Q: I am a professional photographer. I was recently commissioned to take a family portrait and my customer was delighted with the result. As I often do, I later put a copy of the portrait on my website to show potential customers visiting the site what I can do. My customer has now contacted me and complained they are unhappy about this. Although I have taken the photograph off the website because I don’t want to upset them, I always thought that copyright remained with the photographer who could then do what he wished with the image. Am I wrong?
A: The answer to your question is in fact that you are partly right and partly wrong. You are right in so much as when a professional photographer is commissioned to take photographs, including domestic portraits and wedding photographs, the copyright will generally remain with the photographer. The situation might be different if the photographer is employed by a professional studio as then the copyright will generally belong to the studio, or if there is an agreement to assign copyright to another party.
However, notwithstanding that copyright belongs to the photographer or studio, if a photograph has been commissioned for private and domestic purposes then the person who has commissioned the photograph has the right not to have the photograph issued to the public, displayed in public, or broadcast.

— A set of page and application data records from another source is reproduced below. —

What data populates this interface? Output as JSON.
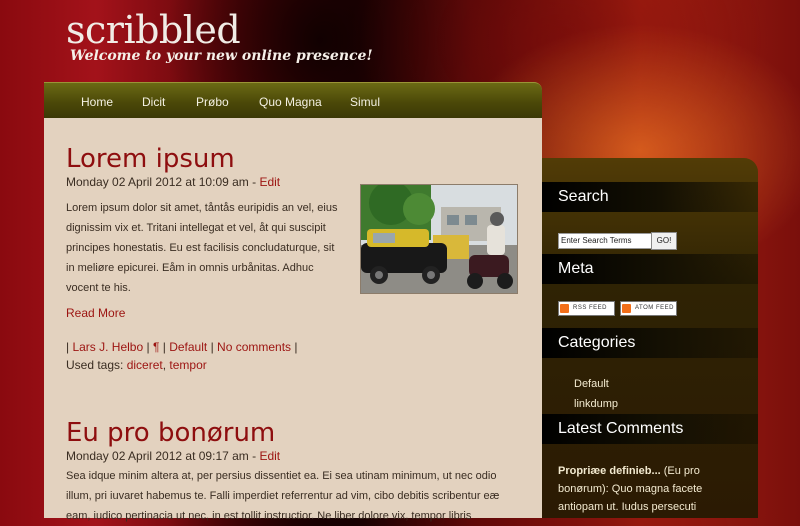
{
  "site": {
    "title": "scribbled",
    "tagline": "Welcome to your new online presence!"
  },
  "nav": {
    "items": [
      "Home",
      "Dicit",
      "Prøbo",
      "Quo Magna",
      "Simul"
    ]
  },
  "posts": [
    {
      "title": "Lorem ipsum",
      "meta_date": "Monday 02 April 2012 at 10:09 am - ",
      "edit": "Edit",
      "excerpt_lines": [
        "Lorem ipsum dolor sit amet, tåntås euripidis an vel, eius",
        "dignissim vix et. Tritani intellegat et vel, åt qui suscipit",
        "principes honestatis. Eu est facilisis concludaturque, sit",
        "in meliøre epicurei. Eåm in omnis urbånitas. Adhuc",
        "vocent te his."
      ],
      "read_more": "Read More",
      "author": "Lars J. Helbo",
      "permalink": "¶",
      "category": "Default",
      "comments": "No comments",
      "tags_label": "Used tags:",
      "tags": [
        "diceret",
        "tempor"
      ]
    },
    {
      "title": "Eu pro bonørum",
      "meta_date": "Monday 02 April 2012 at 09:17 am - ",
      "edit": "Edit",
      "excerpt_lines": [
        "Sea idque minim altera at, per persius dissentiet ea. Ei sea utinam minimum, ut nec odio",
        "illum, pri iuvaret habemus te. Falli imperdiet referrentur ad vim, cibo debitis scribentur eæ",
        "eam, iudico pertinacia ut nec, in est tollit instructior. Ne liber dolore vix, tempor libris"
      ]
    }
  ],
  "sidebar": {
    "search": {
      "title": "Search",
      "value": "Enter Search Terms",
      "button": "GO!"
    },
    "meta": {
      "title": "Meta",
      "rss": "RSS FEED",
      "atom": "ATOM FEED"
    },
    "categories": {
      "title": "Categories",
      "items": [
        "Default",
        "linkdump"
      ]
    },
    "latest_comments": {
      "title": "Latest Comments",
      "author": "Propriæe definieb...",
      "text": "(Eu pro bonørum): Quo magna facete antiopam ut. Iudus persecuti"
    }
  },
  "colors": {
    "accent": "#9c1411",
    "nav_bg": "#4b4808",
    "content_bg": "#e3d2bf",
    "sidebar_bg": "#2f2304"
  }
}
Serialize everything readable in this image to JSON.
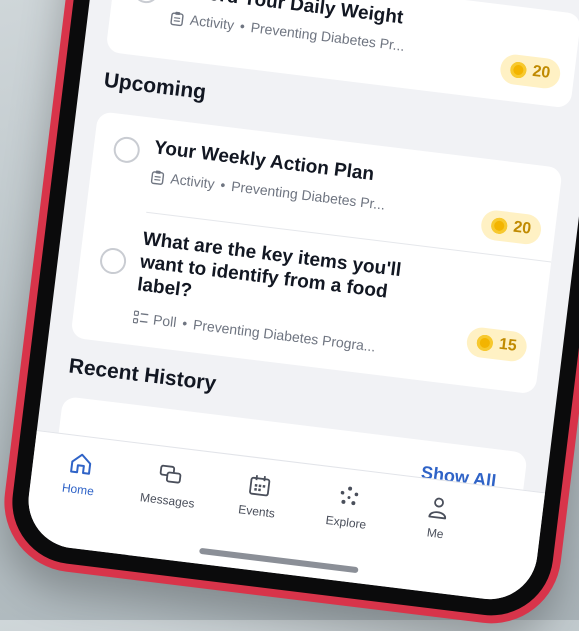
{
  "items_done": [
    {
      "title": "Record Your Daily Weight",
      "type": "Activity",
      "program": "Preventing Diabetes Pr...",
      "points": "20"
    }
  ],
  "upcoming": {
    "heading": "Upcoming",
    "items": [
      {
        "title": "Your Weekly Action Plan",
        "type": "Activity",
        "program": "Preventing Diabetes Pr...",
        "points": "20"
      },
      {
        "title": "What are the key items you'll want to identify from a food label?",
        "type": "Poll",
        "program": "Preventing Diabetes Progra...",
        "points": "15"
      }
    ]
  },
  "recent": {
    "heading": "Recent History",
    "show_all": "Show All"
  },
  "tabs": [
    {
      "label": "Home",
      "icon": "home-icon",
      "active": true
    },
    {
      "label": "Messages",
      "icon": "messages-icon"
    },
    {
      "label": "Events",
      "icon": "calendar-icon"
    },
    {
      "label": "Explore",
      "icon": "explore-icon"
    },
    {
      "label": "Me",
      "icon": "person-icon"
    }
  ],
  "colors": {
    "accent": "#2f63c7",
    "badge_bg": "#fff1c4",
    "coin": "#f3b400",
    "bezel": "#d8344a"
  },
  "separator": "•"
}
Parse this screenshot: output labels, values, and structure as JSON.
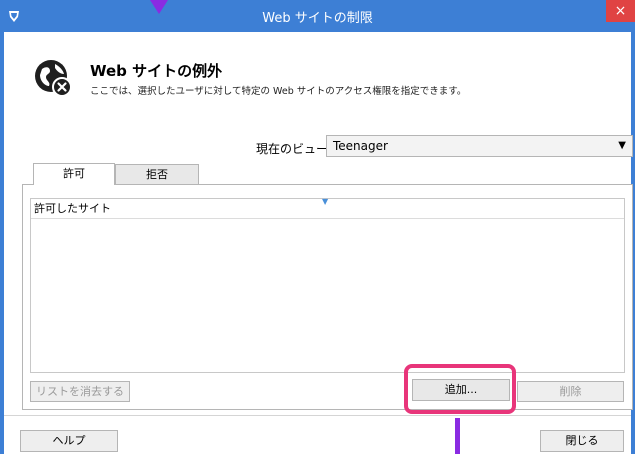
{
  "window": {
    "title": "Web サイトの制限",
    "close_glyph": "×",
    "colors": {
      "titlebar": "#3d7fd5",
      "highlight": "#e8357a",
      "arrow": "#8a2be2"
    }
  },
  "header": {
    "title": "Web サイトの例外",
    "subtitle": "ここでは、選択したユーザに対して特定の Web サイトのアクセス権限を指定できます。",
    "icon": "globe-blocked-icon"
  },
  "view": {
    "label": "現在のビュー:",
    "selected": "Teenager"
  },
  "tabs": [
    {
      "label": "許可",
      "active": true
    },
    {
      "label": "拒否",
      "active": false
    }
  ],
  "list": {
    "header": "許可したサイト",
    "items": []
  },
  "buttons": {
    "clear": "リストを消去する",
    "add": "追加...",
    "delete": "削除",
    "help": "ヘルプ",
    "close": "閉じる"
  }
}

If you wish to display photographs on your website for advertising purposes it would be prudent to get the agreement of your customer in writing before doing so. You may also wish to consider contacting a solicitor to have terms and conditions drafted that you can bring to the attention of your customers or publish on your website.